Skip To The Main Content

Scholarship Recipients

Your Money at Work

Meet just a few of our talented, hard-working recipients of Foundation scholarships.

Andrew Sias

First-year FRCC student and first-time scholarship recipient Andrew Sias enjoys quoting comedian Milton Berle: “If opportunity doesn't knock, build a door.” And so he did. Returning to school meant quitting his full-time job and draining what little savings he had. Andrew was awarded two scholarships, the Louis P. Singer Memorial Scholarship and the Gerald Dotson Ph.D. Scholarship, which made college possible.

Like many students at FRCC, Andrew is the first in his family to attend college. His goal is to earn a degree in molecular biology and attend medical school so he can help people who need it most. And it is important to him to be a success and role model for family and friends—to demonstrate that what appears unattainable can be attained through hard work and dedication.  

Life can be tough at times, Andrew acknowledges. He gets up early and goes to bed late; if he is not studying, he is working part time to pay bills. He credits the Foundation’s Student Success Program and its hands-on approach for providing needed help and credits an exceptional instructor for giving him confidence.

“Receiving these scholarships has really meant the world to me,” Andrew explains. “When you make the decision to go to school or go back to school, you need to believe in yourself. That’s a given and a must if you’re going to push yourself to succeed. However, when there are donors you've never met, who see your potential in you, who invest in you on the promise that you will better yourself and not let their award go to waste that is amazing.”

Andrew’s experience with the FRCC community at has taught him that he doesn’t have to face challenges alone. This encouragement underscores how important it is not to let himself or his donors and FRCC support system down.

Andrew-Sias

Nancy Medina-Kochis

Nancy is the mother of a 21-year-old son who was born with Stickler syndrome and requires jaw surgery. She grappled with how she would pay for college and the surgery. She opted to continue to work part time and use saved retirement funds for the surgery. To Nancy, being awarded a Foundation scholarship was both emotional and a privilege.

Her heritage includes Apache and Navajo (Inde or Nide–“the people”), as well as Sephardic Jews from Spain, which made her eligible for the Louis P. Singer Hispanic Student Scholarship established by Midge Korczak in memory of her father. The Foundation facilitates the meeting of donors and scholars, and Nancy emphasizes how grateful she is for Midge’s mentoring and encouragement.

It is central to Nancy to create a future that allows her to give back to the community in a meaningful way. She intends to become a Doctor of Osteopathic Medicine. In a first step toward achieving her goal, she has been accepted into Metropolitan State University of Denver’s Integrative Therapeutic Practices Program, which capitalizes on a recent shift in health care toward integrative medicine, combining Western medical treatments with natural therapies.

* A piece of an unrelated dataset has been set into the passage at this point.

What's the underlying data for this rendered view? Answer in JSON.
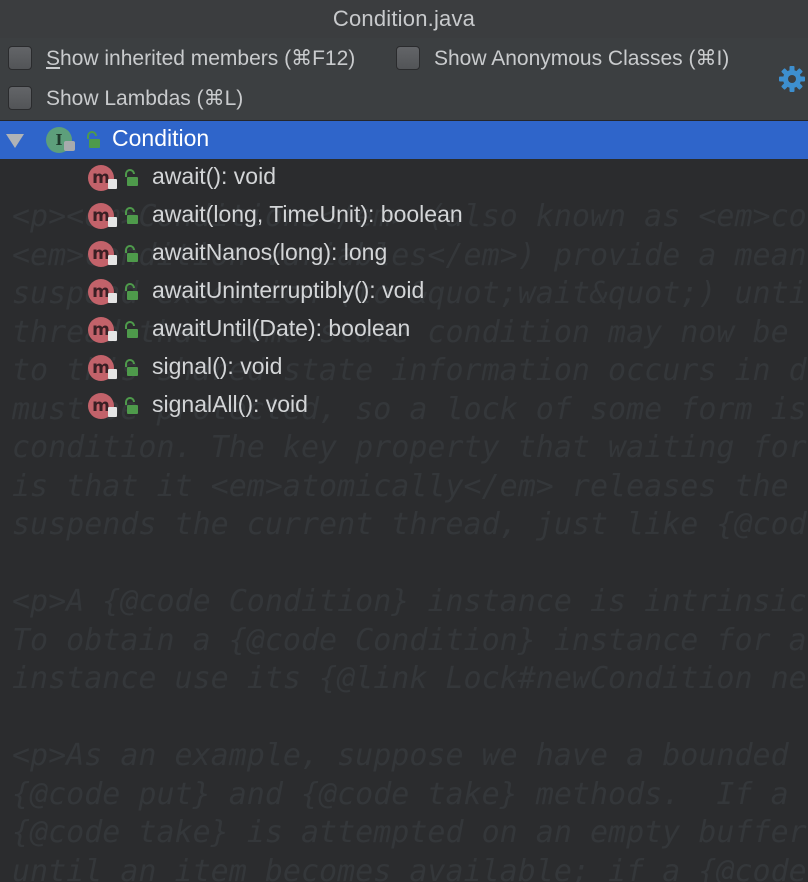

And she has already given back to the Foundation. Nancy was selected as a Foundation Fellow for the Scholar Success Program, helping other scholarship recipients stay in college, giving support in overcoming any academic challenges they faced, and ensuring they succeed.

Nancy-Medina-Kochis

Alexandra Hurley-MacVean

Alexandra was in a car accident, which forced her to drop classes and leave her campus job. During recovery, she posted her art on Facebook, and several authors asked her to illustrate their children’s books. “Peanut Butter & Pumpernickel” was published this year, and three other books are scheduled for publication. She also returned to FRCC and is proud to have graduated with honors this year. Today, Alexandra is a member of the Society of Children’s Book Writers and Illustrators and a three-time Barnes & Noble featured Artist of the Month.

“My journey as an FRCC scholar has been worth every moment. My sincere thanks to Foundation donors who helped make it possible for my academic dreams to come true.”

Alexandra Hurley-MacVean

Garrett Pope

It didn’t occur to Garrett Pope that a scholarship would be available to a young person like himself interested in becoming a skilled machinist.  Without his Express Employment Scholarship, he could not afford to attend FRCC and would not be on his way to a better future.  

He is very grateful that someone respects and supports his goals and is willing to help him achieve them.

Garrett has to work to supplement his scholarship.  Through his courses at FRCC, he is already employed in the field he loves.  The on-the-job skills he is learning complement his training in FRCC’s  Precision Machining Program, which was designed to meet the needs of Colorado manufacturers who helped develop training classes.  The return of manufacturing jobs from off-shore and the retirement of the baby boom generation have created exceptional employment opportunities.

Like many FRCC students, Garrett credits an instructor he describes as “awesome” for giving him incentive to continue in the program.  “He is not only a mentor, but a role model for what I can achieve in the field of machining,” Garret emphasizes.  “FRCC made a difference in my life by providing a career path not offered at most four-year colleges.”

Garrett-Pope